(Interface dataset entries)
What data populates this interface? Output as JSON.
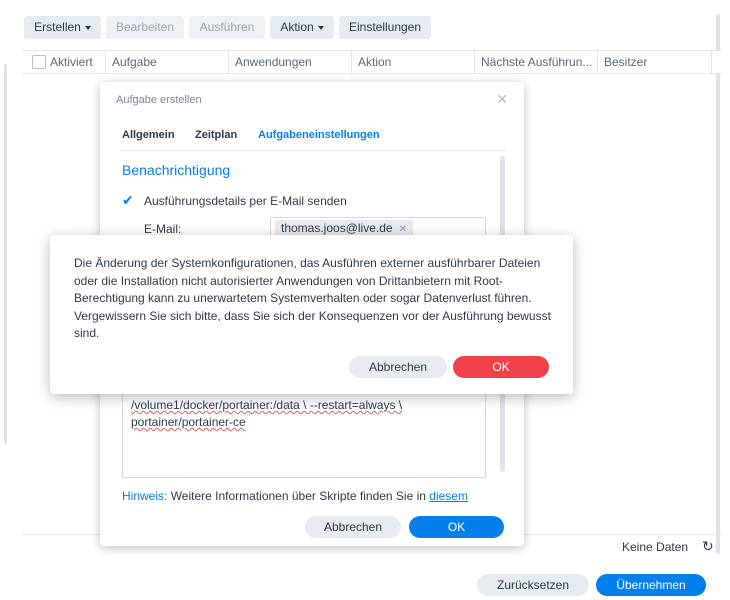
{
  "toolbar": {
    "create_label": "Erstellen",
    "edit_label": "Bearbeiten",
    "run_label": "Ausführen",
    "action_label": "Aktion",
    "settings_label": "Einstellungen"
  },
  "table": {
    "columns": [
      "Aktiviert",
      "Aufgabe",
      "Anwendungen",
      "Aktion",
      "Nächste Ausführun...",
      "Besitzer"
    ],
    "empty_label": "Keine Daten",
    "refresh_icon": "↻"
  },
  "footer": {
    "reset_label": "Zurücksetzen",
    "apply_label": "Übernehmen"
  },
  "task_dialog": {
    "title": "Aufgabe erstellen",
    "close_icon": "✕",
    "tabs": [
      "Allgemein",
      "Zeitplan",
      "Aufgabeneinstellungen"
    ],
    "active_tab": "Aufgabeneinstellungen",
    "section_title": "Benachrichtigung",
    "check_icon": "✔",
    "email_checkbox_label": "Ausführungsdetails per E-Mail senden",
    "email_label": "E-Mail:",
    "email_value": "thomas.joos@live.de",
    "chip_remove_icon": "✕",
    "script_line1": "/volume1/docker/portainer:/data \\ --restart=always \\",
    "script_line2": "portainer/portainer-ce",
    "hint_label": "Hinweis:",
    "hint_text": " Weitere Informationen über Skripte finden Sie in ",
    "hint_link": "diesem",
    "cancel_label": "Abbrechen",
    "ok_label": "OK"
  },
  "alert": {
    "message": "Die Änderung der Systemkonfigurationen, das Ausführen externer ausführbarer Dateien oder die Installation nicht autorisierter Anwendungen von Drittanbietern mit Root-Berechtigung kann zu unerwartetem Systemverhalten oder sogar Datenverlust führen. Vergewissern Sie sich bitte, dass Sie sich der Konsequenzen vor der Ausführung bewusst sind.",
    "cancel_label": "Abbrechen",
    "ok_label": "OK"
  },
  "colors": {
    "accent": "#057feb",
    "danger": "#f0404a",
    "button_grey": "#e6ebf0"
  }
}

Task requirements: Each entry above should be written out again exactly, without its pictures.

Task output:
What data populates this interface? Output as JSON.
{
  "toolbar": {
    "create_label": "Erstellen",
    "edit_label": "Bearbeiten",
    "run_label": "Ausführen",
    "action_label": "Aktion",
    "settings_label": "Einstellungen"
  },
  "table": {
    "columns": [
      "Aktiviert",
      "Aufgabe",
      "Anwendungen",
      "Aktion",
      "Nächste Ausführun...",
      "Besitzer"
    ],
    "empty_label": "Keine Daten",
    "refresh_icon": "↻"
  },
  "footer": {
    "reset_label": "Zurücksetzen",
    "apply_label": "Übernehmen"
  },
  "task_dialog": {
    "title": "Aufgabe erstellen",
    "close_icon": "✕",
    "tabs": [
      "Allgemein",
      "Zeitplan",
      "Aufgabeneinstellungen"
    ],
    "active_tab": "Aufgabeneinstellungen",
    "section_title": "Benachrichtigung",
    "check_icon": "✔",
    "email_checkbox_label": "Ausführungsdetails per E-Mail senden",
    "email_label": "E-Mail:",
    "email_value": "thomas.joos@live.de",
    "chip_remove_icon": "✕",
    "script_line1": "/volume1/docker/portainer:/data \\ --restart=always \\",
    "script_line2": "portainer/portainer-ce",
    "hint_label": "Hinweis:",
    "hint_text": " Weitere Informationen über Skripte finden Sie in ",
    "hint_link": "diesem",
    "cancel_label": "Abbrechen",
    "ok_label": "OK"
  },
  "alert": {
    "message": "Die Änderung der Systemkonfigurationen, das Ausführen externer ausführbarer Dateien oder die Installation nicht autorisierter Anwendungen von Drittanbietern mit Root-Berechtigung kann zu unerwartetem Systemverhalten oder sogar Datenverlust führen. Vergewissern Sie sich bitte, dass Sie sich der Konsequenzen vor der Ausführung bewusst sind.",
    "cancel_label": "Abbrechen",
    "ok_label": "OK"
  },
  "colors": {
    "accent": "#057feb",
    "danger": "#f0404a",
    "button_grey": "#e6ebf0"
  }
}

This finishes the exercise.